committed fully to the practice – they really put their animals first and stuck
Like many others, I don’t find it so easy. All sorts of things can slow things down – lack of commitment, lack of trust – in the animal, the technique or yourself, lack of self-belief, impatience, frustration – the list goes on. The animal may be highly sensitive – it is then so much easier to make a mistake as we misread or mishear. And of course every human is different, every animal is different, every combination is different and every situation is different, so results will vary widely and is no reflection on “how good you are” at this.
Maybe like me you sometimes pretend you don’t hear what you
don’t want to hear – so your actions don’t support your good intentions. Then
you have robbed something from the relationship bank account which now needs
paying back before you can get back in credit.
What I do know is the more time you are in the present
moment, the more awareness you develop, the quicker you can get back on track
and the more you close the gap.
If the gap is 100 miles wide and you can only close it by a few millimetres at a time – you are still doing better for the animals and people in your life, you are still shaking off the shackles of your conditioned past, the rules and beliefs that you have followed (even if they didn’t really feel right) and moving ever closer to honouring your true self.
Of course it is named after my horse Grace, but the word grace has multiple meanings. The obvious ones are clearly appropriate to training a horse towards the ideal, both in terms of our aims for the horse but also the behaviour of the human.
“Elegance and beauty
of movement or expression”
“A sense of propriety
and consideration for others”
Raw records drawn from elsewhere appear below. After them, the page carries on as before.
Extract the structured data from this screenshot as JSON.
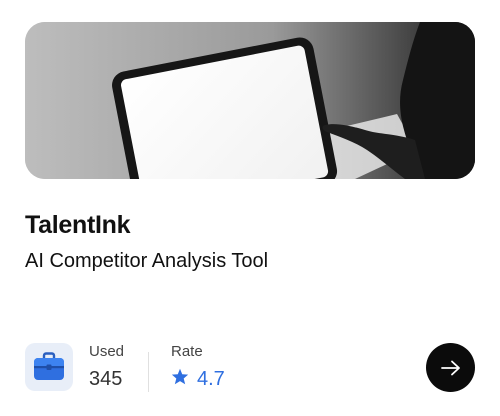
{
  "product": {
    "name": "TalentInk",
    "tagline": "AI Competitor Analysis Tool",
    "icon": "briefcase-icon"
  },
  "stats": {
    "used_label": "Used",
    "used_value": "345",
    "rate_label": "Rate",
    "rate_value": "4.7"
  },
  "colors": {
    "accent": "#2f6fe0",
    "button_bg": "#0b0b0b",
    "icon_tile_bg": "#e8eef8"
  }
}
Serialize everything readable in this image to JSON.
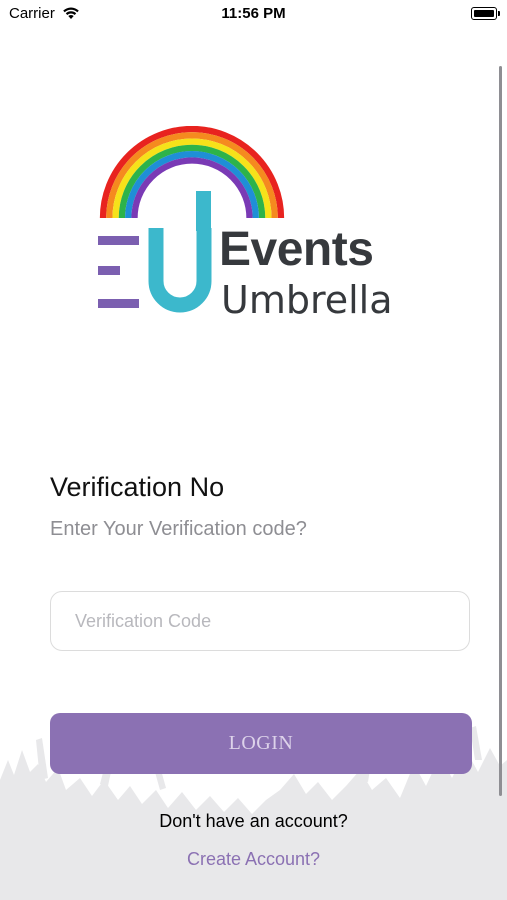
{
  "status_bar": {
    "carrier": "Carrier",
    "time": "11:56 PM"
  },
  "logo": {
    "line1": "Events",
    "line2": "Umbrella",
    "rainbow_colors": [
      "#e8231f",
      "#f58a1f",
      "#f6e21a",
      "#2db34a",
      "#1f8fd6",
      "#7a3ab5"
    ],
    "u_color": "#3cb8cc",
    "bar_color": "#7b5fb0"
  },
  "verification": {
    "title": "Verification No",
    "subtitle": "Enter Your Verification code?",
    "input_placeholder": "Verification Code",
    "input_value": ""
  },
  "actions": {
    "login_label": "LOGIN",
    "no_account_text": "Don't have an account?",
    "create_account_label": "Create Account?"
  },
  "colors": {
    "accent": "#8b71b3",
    "crowd": "#e8e8ea"
  }
}
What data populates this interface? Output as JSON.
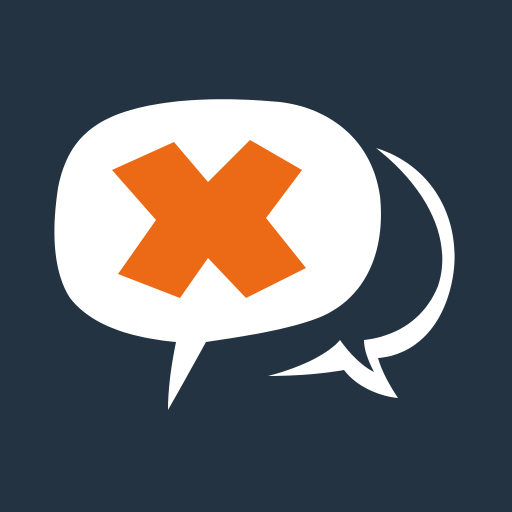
{
  "icon": {
    "name": "speech-bubbles-x-logo",
    "colors": {
      "background": "#233341",
      "bubble": "#ffffff",
      "mark": "#ec6a16"
    }
  }
}
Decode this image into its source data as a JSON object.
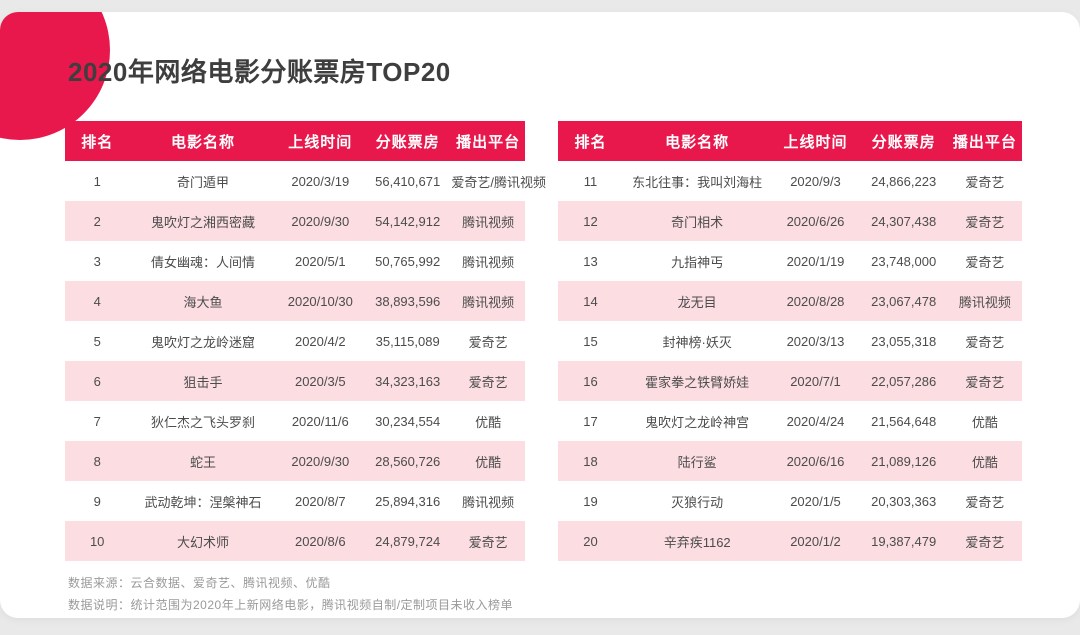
{
  "title": "2020年网络电影分账票房TOP20",
  "columns": [
    "排名",
    "电影名称",
    "上线时间",
    "分账票房",
    "播出平台"
  ],
  "tables": [
    {
      "name": "rank-1-10",
      "rows": [
        {
          "rank": "1",
          "movie": "奇门遁甲",
          "date": "2020/3/19",
          "revenue": "56,410,671",
          "platform": "爱奇艺/腾讯视频"
        },
        {
          "rank": "2",
          "movie": "鬼吹灯之湘西密藏",
          "date": "2020/9/30",
          "revenue": "54,142,912",
          "platform": "腾讯视频"
        },
        {
          "rank": "3",
          "movie": "倩女幽魂：人间情",
          "date": "2020/5/1",
          "revenue": "50,765,992",
          "platform": "腾讯视频"
        },
        {
          "rank": "4",
          "movie": "海大鱼",
          "date": "2020/10/30",
          "revenue": "38,893,596",
          "platform": "腾讯视频"
        },
        {
          "rank": "5",
          "movie": "鬼吹灯之龙岭迷窟",
          "date": "2020/4/2",
          "revenue": "35,115,089",
          "platform": "爱奇艺"
        },
        {
          "rank": "6",
          "movie": "狙击手",
          "date": "2020/3/5",
          "revenue": "34,323,163",
          "platform": "爱奇艺"
        },
        {
          "rank": "7",
          "movie": "狄仁杰之飞头罗刹",
          "date": "2020/11/6",
          "revenue": "30,234,554",
          "platform": "优酷"
        },
        {
          "rank": "8",
          "movie": "蛇王",
          "date": "2020/9/30",
          "revenue": "28,560,726",
          "platform": "优酷"
        },
        {
          "rank": "9",
          "movie": "武动乾坤：涅槃神石",
          "date": "2020/8/7",
          "revenue": "25,894,316",
          "platform": "腾讯视频"
        },
        {
          "rank": "10",
          "movie": "大幻术师",
          "date": "2020/8/6",
          "revenue": "24,879,724",
          "platform": "爱奇艺"
        }
      ]
    },
    {
      "name": "rank-11-20",
      "rows": [
        {
          "rank": "11",
          "movie": "东北往事：我叫刘海柱",
          "date": "2020/9/3",
          "revenue": "24,866,223",
          "platform": "爱奇艺"
        },
        {
          "rank": "12",
          "movie": "奇门相术",
          "date": "2020/6/26",
          "revenue": "24,307,438",
          "platform": "爱奇艺"
        },
        {
          "rank": "13",
          "movie": "九指神丐",
          "date": "2020/1/19",
          "revenue": "23,748,000",
          "platform": "爱奇艺"
        },
        {
          "rank": "14",
          "movie": "龙无目",
          "date": "2020/8/28",
          "revenue": "23,067,478",
          "platform": "腾讯视频"
        },
        {
          "rank": "15",
          "movie": "封神榜·妖灭",
          "date": "2020/3/13",
          "revenue": "23,055,318",
          "platform": "爱奇艺"
        },
        {
          "rank": "16",
          "movie": "霍家拳之铁臂娇娃",
          "date": "2020/7/1",
          "revenue": "22,057,286",
          "platform": "爱奇艺"
        },
        {
          "rank": "17",
          "movie": "鬼吹灯之龙岭神宫",
          "date": "2020/4/24",
          "revenue": "21,564,648",
          "platform": "优酷"
        },
        {
          "rank": "18",
          "movie": "陆行鲨",
          "date": "2020/6/16",
          "revenue": "21,089,126",
          "platform": "优酷"
        },
        {
          "rank": "19",
          "movie": "灭狼行动",
          "date": "2020/1/5",
          "revenue": "20,303,363",
          "platform": "爱奇艺"
        },
        {
          "rank": "20",
          "movie": "辛弃疾1162",
          "date": "2020/1/2",
          "revenue": "19,387,479",
          "platform": "爱奇艺"
        }
      ]
    }
  ],
  "notes": {
    "source": "数据来源：云合数据、爱奇艺、腾讯视频、优酷",
    "description": "数据说明：统计范围为2020年上新网络电影，腾讯视频自制/定制项目未收入榜单"
  },
  "colors": {
    "accent": "#e8184c",
    "row_alt": "#fbdde2",
    "page_bg": "#e9e9e9",
    "title_text": "#3e3e3e",
    "body_text": "#4c4c4c",
    "note_text": "#9a9a9a",
    "header_text": "#ffffff"
  }
}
“A disposition to
kindness and compassion”
But recently another definition has come to my attention
“Bring honour to someone
by one’s attendance or participation”
I would say that for me without doubt this is the most
important of all, and you would be hard pushed to achieve the others without
Does your horse grace
you with their presence? Or do they avoid connecting with you through avoidance,
distraction or closing down?
Do they honour you with their participation? Or do they comply through coercion and bribery?
Are you focused on the outcomes of your training or the
honour of your horse?
Before you can expect your horse to trust you, first you must trust your horse and even before that trust yourself.
What does this mean?
It means accepting that whatever is happening right here, right now in this present moment is O.K. You don’t have to like it, but no amount of resistance to it or wishing for something else will change anything.
It means looking at your horse and understanding how they are feeling right now and knowing what you can do in this moment to help them feel better.
It is knowing that you can let go of any expectations of yourself or your horse and any “what if”s or “I should”s.
It means neither attaching yourself to or fearing a particular outcome, allowing yourself to be open to the inifinite number of possibilities that could arise in the next moment.
It means not blaming yourself, your horse or anyone else if you make a mistake – it happens!
The only thing you can ever do is your best in any given moment and that is always good enough.